**Exercise details**
Only the pictures are to be left out; return the rest of the data exactly as it stands.

**Excerpted data**
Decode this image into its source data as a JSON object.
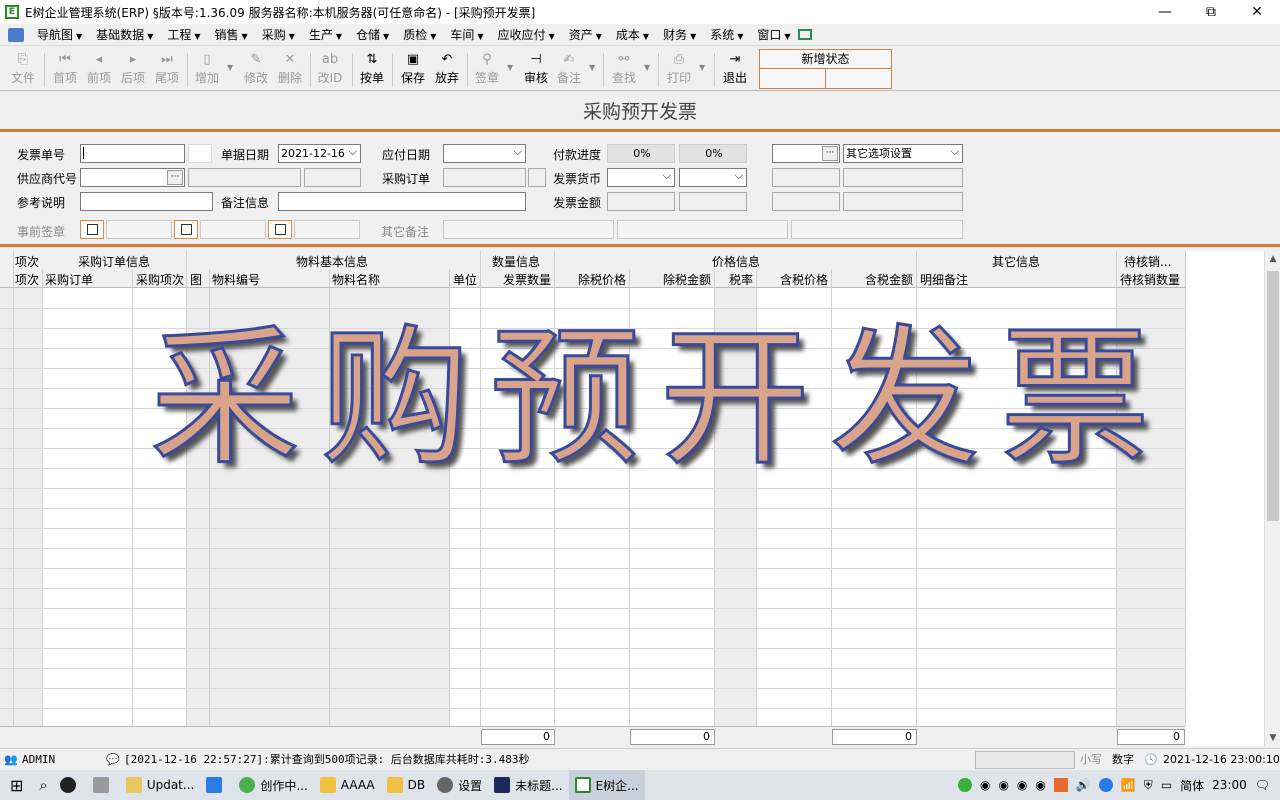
{
  "window": {
    "title": "E树企业管理系统(ERP) §版本号:1.36.09  服务器名称:本机服务器(可任意命名) - [采购预开发票]",
    "minimize": "—",
    "restore": "⧉",
    "close": "✕"
  },
  "menu": [
    "导航图",
    "基础数据",
    "工程",
    "销售",
    "采购",
    "生产",
    "仓储",
    "质检",
    "车间",
    "应收应付",
    "资产",
    "成本",
    "财务",
    "系统",
    "窗口"
  ],
  "toolbar": {
    "file": "文件",
    "first": "首项",
    "prev": "前项",
    "next": "后项",
    "last": "尾项",
    "add": "增加",
    "edit": "修改",
    "delete": "删除",
    "change_id": "改ID",
    "pick": "按单",
    "save": "保存",
    "discard": "放弃",
    "sign": "签章",
    "audit": "审核",
    "note": "备注",
    "find": "查找",
    "print": "打印",
    "exit": "退出"
  },
  "status_box": {
    "label": "新增状态"
  },
  "form_title": "采购预开发票",
  "form": {
    "invoice_no_label": "发票单号",
    "doc_date_label": "单据日期",
    "doc_date_value": "2021-12-16",
    "due_date_label": "应付日期",
    "pay_progress_label": "付款进度",
    "pay_progress_1": "0%",
    "pay_progress_2": "0%",
    "other_options": "其它选项设置",
    "supplier_code_label": "供应商代号",
    "po_label": "采购订单",
    "currency_label": "发票货币",
    "ref_label": "参考说明",
    "remark_label": "备注信息",
    "amount_label": "发票金额",
    "pre_sign_label": "事前签章",
    "other_remark_label": "其它备注"
  },
  "grid": {
    "groups": [
      "项次",
      "采购订单信息",
      "物料基本信息",
      "数量信息",
      "价格信息",
      "其它信息",
      "待核销..."
    ],
    "columns": [
      "项次",
      "采购订单",
      "采购项次",
      "图",
      "物料编号",
      "物料名称",
      "单位",
      "发票数量",
      "除税价格",
      "除税金额",
      "税率",
      "含税价格",
      "含税金额",
      "明细备注",
      "待核销数量"
    ],
    "totals": [
      "0",
      "0",
      "0",
      "0"
    ]
  },
  "watermark": [
    "采",
    "购",
    "预",
    "开",
    "发",
    "票"
  ],
  "statusbar": {
    "user": "ADMIN",
    "message": "[2021-12-16 22:57:27]:累计查询到500项记录: 后台数据库共耗时:3.483秒",
    "lowercase": "小写",
    "numlock": "数字",
    "datetime": "2021-12-16 23:00:10"
  },
  "taskbar": {
    "items": [
      "Updat...",
      "创作中...",
      "AAAA",
      "DB",
      "设置",
      "未标题...",
      "E树企..."
    ],
    "ime": "简体",
    "clock": "23:00"
  }
}
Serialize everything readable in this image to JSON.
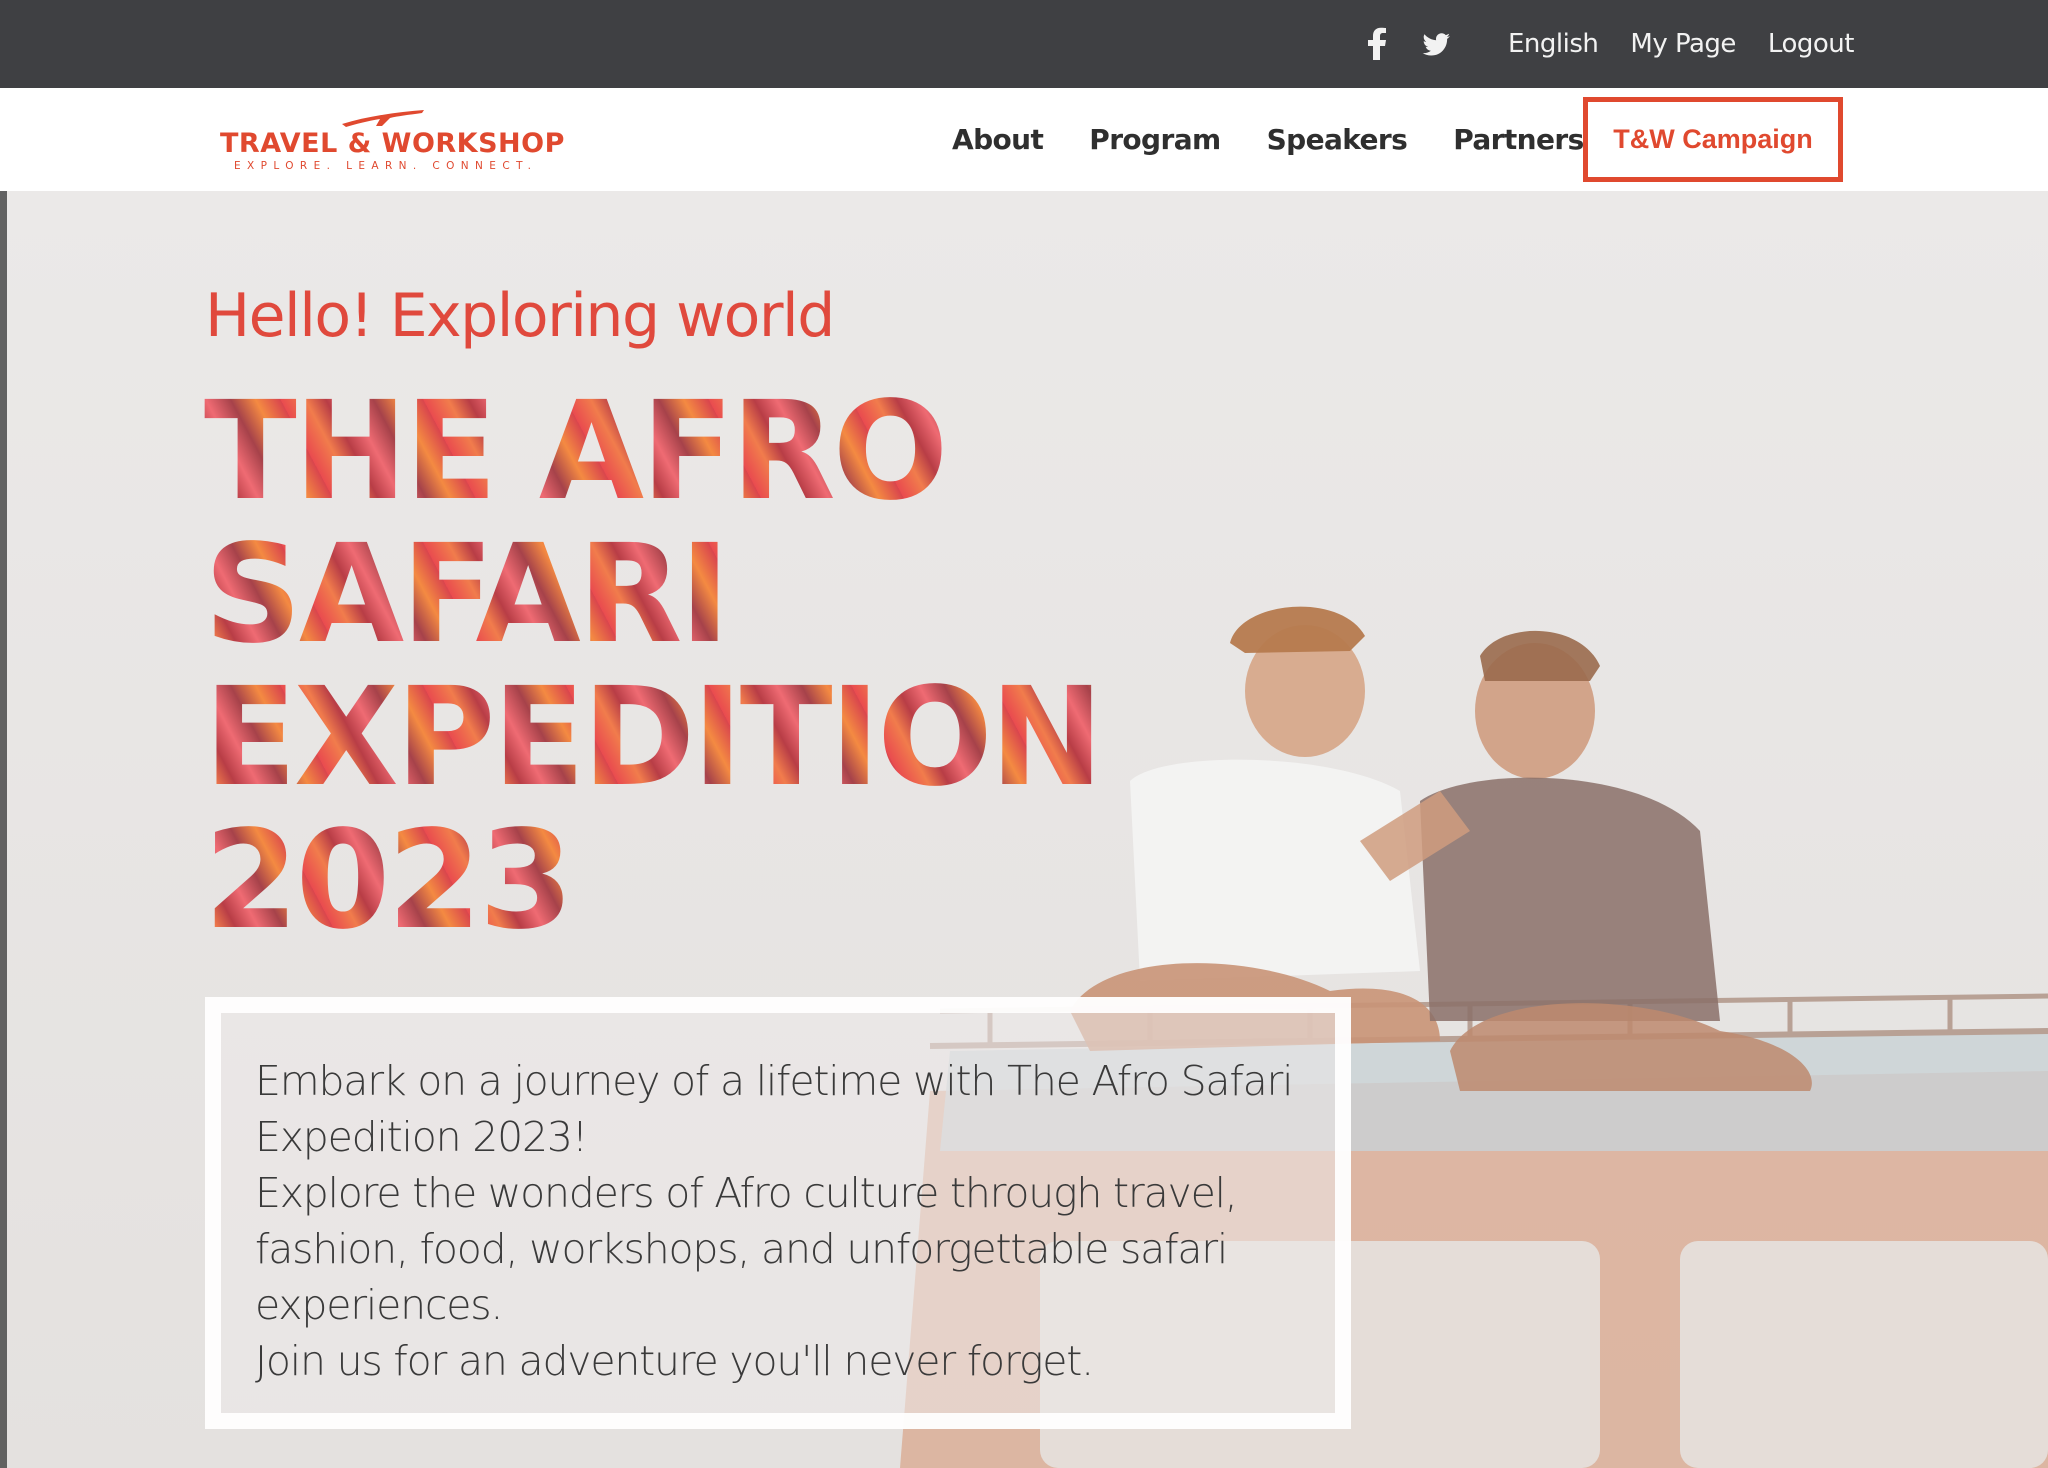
{
  "topbar": {
    "social": [
      "facebook-icon",
      "twitter-icon"
    ],
    "links": [
      "English",
      "My Page",
      "Logout"
    ]
  },
  "navbar": {
    "logo_main": "TRAVEL & WORKSHOP",
    "logo_sub": "EXPLORE. LEARN. CONNECT.",
    "links": [
      "About",
      "Program",
      "Speakers",
      "Partners"
    ],
    "campaign_label": "T&W Campaign"
  },
  "hero": {
    "greeting": "Hello! Exploring world",
    "headline": [
      "THE AFRO",
      "SAFARI",
      "EXPEDITION",
      "2023"
    ],
    "description": [
      "Embark on a journey of a lifetime with The Afro Safari",
      "Expedition 2023!",
      "Explore the wonders of Afro culture through travel,",
      "fashion, food, workshops, and unforgettable safari",
      "experiences.",
      "Join us for an adventure you'll never forget."
    ]
  },
  "colors": {
    "accent": "#e0492f",
    "topbar_bg": "#3f4043",
    "hero_bg": "#e8e6e5"
  }
}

**Answer to this task**
Decode this image into its source data as a JSON object.
{
  "window": {
    "title": "E树企业管理系统(ERP) §版本号:1.36.09  服务器名称:本机服务器(可任意命名) - [采购预开发票]",
    "minimize": "—",
    "restore": "⧉",
    "close": "✕"
  },
  "menu": [
    "导航图",
    "基础数据",
    "工程",
    "销售",
    "采购",
    "生产",
    "仓储",
    "质检",
    "车间",
    "应收应付",
    "资产",
    "成本",
    "财务",
    "系统",
    "窗口"
  ],
  "toolbar": {
    "file": "文件",
    "first": "首项",
    "prev": "前项",
    "next": "后项",
    "last": "尾项",
    "add": "增加",
    "edit": "修改",
    "delete": "删除",
    "change_id": "改ID",
    "pick": "按单",
    "save": "保存",
    "discard": "放弃",
    "sign": "签章",
    "audit": "审核",
    "note": "备注",
    "find": "查找",
    "print": "打印",
    "exit": "退出"
  },
  "status_box": {
    "label": "新增状态"
  },
  "form_title": "采购预开发票",
  "form": {
    "invoice_no_label": "发票单号",
    "doc_date_label": "单据日期",
    "doc_date_value": "2021-12-16",
    "due_date_label": "应付日期",
    "pay_progress_label": "付款进度",
    "pay_progress_1": "0%",
    "pay_progress_2": "0%",
    "other_options": "其它选项设置",
    "supplier_code_label": "供应商代号",
    "po_label": "采购订单",
    "currency_label": "发票货币",
    "ref_label": "参考说明",
    "remark_label": "备注信息",
    "amount_label": "发票金额",
    "pre_sign_label": "事前签章",
    "other_remark_label": "其它备注"
  },
  "grid": {
    "groups": [
      "项次",
      "采购订单信息",
      "物料基本信息",
      "数量信息",
      "价格信息",
      "其它信息",
      "待核销..."
    ],
    "columns": [
      "项次",
      "采购订单",
      "采购项次",
      "图",
      "物料编号",
      "物料名称",
      "单位",
      "发票数量",
      "除税价格",
      "除税金额",
      "税率",
      "含税价格",
      "含税金额",
      "明细备注",
      "待核销数量"
    ],
    "totals": [
      "0",
      "0",
      "0",
      "0"
    ]
  },
  "watermark": [
    "采",
    "购",
    "预",
    "开",
    "发",
    "票"
  ],
  "statusbar": {
    "user": "ADMIN",
    "message": "[2021-12-16 22:57:27]:累计查询到500项记录: 后台数据库共耗时:3.483秒",
    "lowercase": "小写",
    "numlock": "数字",
    "datetime": "2021-12-16 23:00:10"
  },
  "taskbar": {
    "items": [
      "Updat...",
      "创作中...",
      "AAAA",
      "DB",
      "设置",
      "未标题...",
      "E树企..."
    ],
    "ime": "简体",
    "clock": "23:00"
  }
}
Serialize everything readable in this image to JSON.
{
  "topbar": {
    "social": [
      "facebook-icon",
      "twitter-icon"
    ],
    "links": [
      "English",
      "My Page",
      "Logout"
    ]
  },
  "navbar": {
    "logo_main": "TRAVEL & WORKSHOP",
    "logo_sub": "EXPLORE. LEARN. CONNECT.",
    "links": [
      "About",
      "Program",
      "Speakers",
      "Partners"
    ],
    "campaign_label": "T&W Campaign"
  },
  "hero": {
    "greeting": "Hello! Exploring world",
    "headline": [
      "THE AFRO",
      "SAFARI",
      "EXPEDITION",
      "2023"
    ],
    "description": [
      "Embark on a journey of a lifetime with The Afro Safari",
      "Expedition 2023!",
      "Explore the wonders of Afro culture through travel,",
      "fashion, food, workshops, and unforgettable safari",
      "experiences.",
      "Join us for an adventure you'll never forget."
    ]
  },
  "colors": {
    "accent": "#e0492f",
    "topbar_bg": "#3f4043",
    "hero_bg": "#e8e6e5"
  }
}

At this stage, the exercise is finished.